No one, not even the far-left critics of the Histadrut, suggested to Unison that it disengage.
But when the report of the Unison delegation was put to the national executive, it was rejected and Unison carried on with a policy supporting boycotts of the Jewish state and its trade union movement as well.
This makes absolutely no sense.
If you oppose the right-wing, neoliberal policies of the Netanyahu government, shouldn’ t you support the struggle of the Israeli nurses? Shouldn’t you support the Histadrut’s general strike which resulted in such an important victory?
Instead of engaging with the Israeli labour movement, unions like Unison and PCS are moving away from it.
There was a time not long ago when British unions played a more constructive role. They would bring over representatives of the Histadrut and the Palestinian unions to Britain where they could meet British trade unionists — and each other. British unions saw their role as bridge-builders, taking no sides in a tragic conflict between two nations.
One doesn’t want to get all nostalgic about this — instead, I suggest we try to find ways restore some sanity and balance into the British labour movement’s view of the Israeli-Palestinian conflict.

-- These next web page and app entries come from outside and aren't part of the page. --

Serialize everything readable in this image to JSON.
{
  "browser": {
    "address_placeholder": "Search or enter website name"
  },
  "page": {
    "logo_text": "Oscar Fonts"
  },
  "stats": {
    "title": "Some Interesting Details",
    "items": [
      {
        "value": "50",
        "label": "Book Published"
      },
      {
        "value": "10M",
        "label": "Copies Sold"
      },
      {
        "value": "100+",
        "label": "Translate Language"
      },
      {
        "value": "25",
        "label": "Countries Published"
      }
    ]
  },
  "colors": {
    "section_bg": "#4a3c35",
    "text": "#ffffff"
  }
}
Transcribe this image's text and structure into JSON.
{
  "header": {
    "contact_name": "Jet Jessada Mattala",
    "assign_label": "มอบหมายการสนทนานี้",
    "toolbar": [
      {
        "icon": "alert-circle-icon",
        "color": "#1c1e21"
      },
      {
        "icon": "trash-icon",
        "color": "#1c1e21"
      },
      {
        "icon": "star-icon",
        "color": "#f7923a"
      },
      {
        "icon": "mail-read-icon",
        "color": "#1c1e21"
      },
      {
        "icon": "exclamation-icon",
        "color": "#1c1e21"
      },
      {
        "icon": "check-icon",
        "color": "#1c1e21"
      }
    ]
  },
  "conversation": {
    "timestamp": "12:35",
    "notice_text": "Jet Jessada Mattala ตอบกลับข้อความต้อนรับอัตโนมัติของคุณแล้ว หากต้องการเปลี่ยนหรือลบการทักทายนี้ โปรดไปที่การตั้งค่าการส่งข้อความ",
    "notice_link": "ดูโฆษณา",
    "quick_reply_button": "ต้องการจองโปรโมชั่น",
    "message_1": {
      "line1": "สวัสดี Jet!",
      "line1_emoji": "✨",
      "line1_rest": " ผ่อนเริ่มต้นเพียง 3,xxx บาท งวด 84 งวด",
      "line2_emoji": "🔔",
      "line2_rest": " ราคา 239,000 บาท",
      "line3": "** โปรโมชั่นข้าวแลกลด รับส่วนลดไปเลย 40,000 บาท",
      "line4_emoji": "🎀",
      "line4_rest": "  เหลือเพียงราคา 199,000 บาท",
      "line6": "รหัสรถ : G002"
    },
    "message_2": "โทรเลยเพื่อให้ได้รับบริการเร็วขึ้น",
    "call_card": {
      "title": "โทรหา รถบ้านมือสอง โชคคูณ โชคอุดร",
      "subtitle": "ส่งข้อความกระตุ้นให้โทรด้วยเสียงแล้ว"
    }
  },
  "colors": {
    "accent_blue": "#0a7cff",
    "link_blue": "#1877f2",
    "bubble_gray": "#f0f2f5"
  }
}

Above all this means educating activists and members, whose only source of information seems to be the pro-Hamas camp, the Palestine Solidarity Campaign.
Unfortunately, there is no effective alternative voice in the British labour movement today.
If members of Unison, PCS and other unions were to be made aware of the reality of the Israeli trade union movement, its struggles and its victories, I think it might be possible to have a more interesting and productive debate.
At the moment, the agenda in those unions is being dictated by supporters of Hamas, and that, comrades, is not a good thing.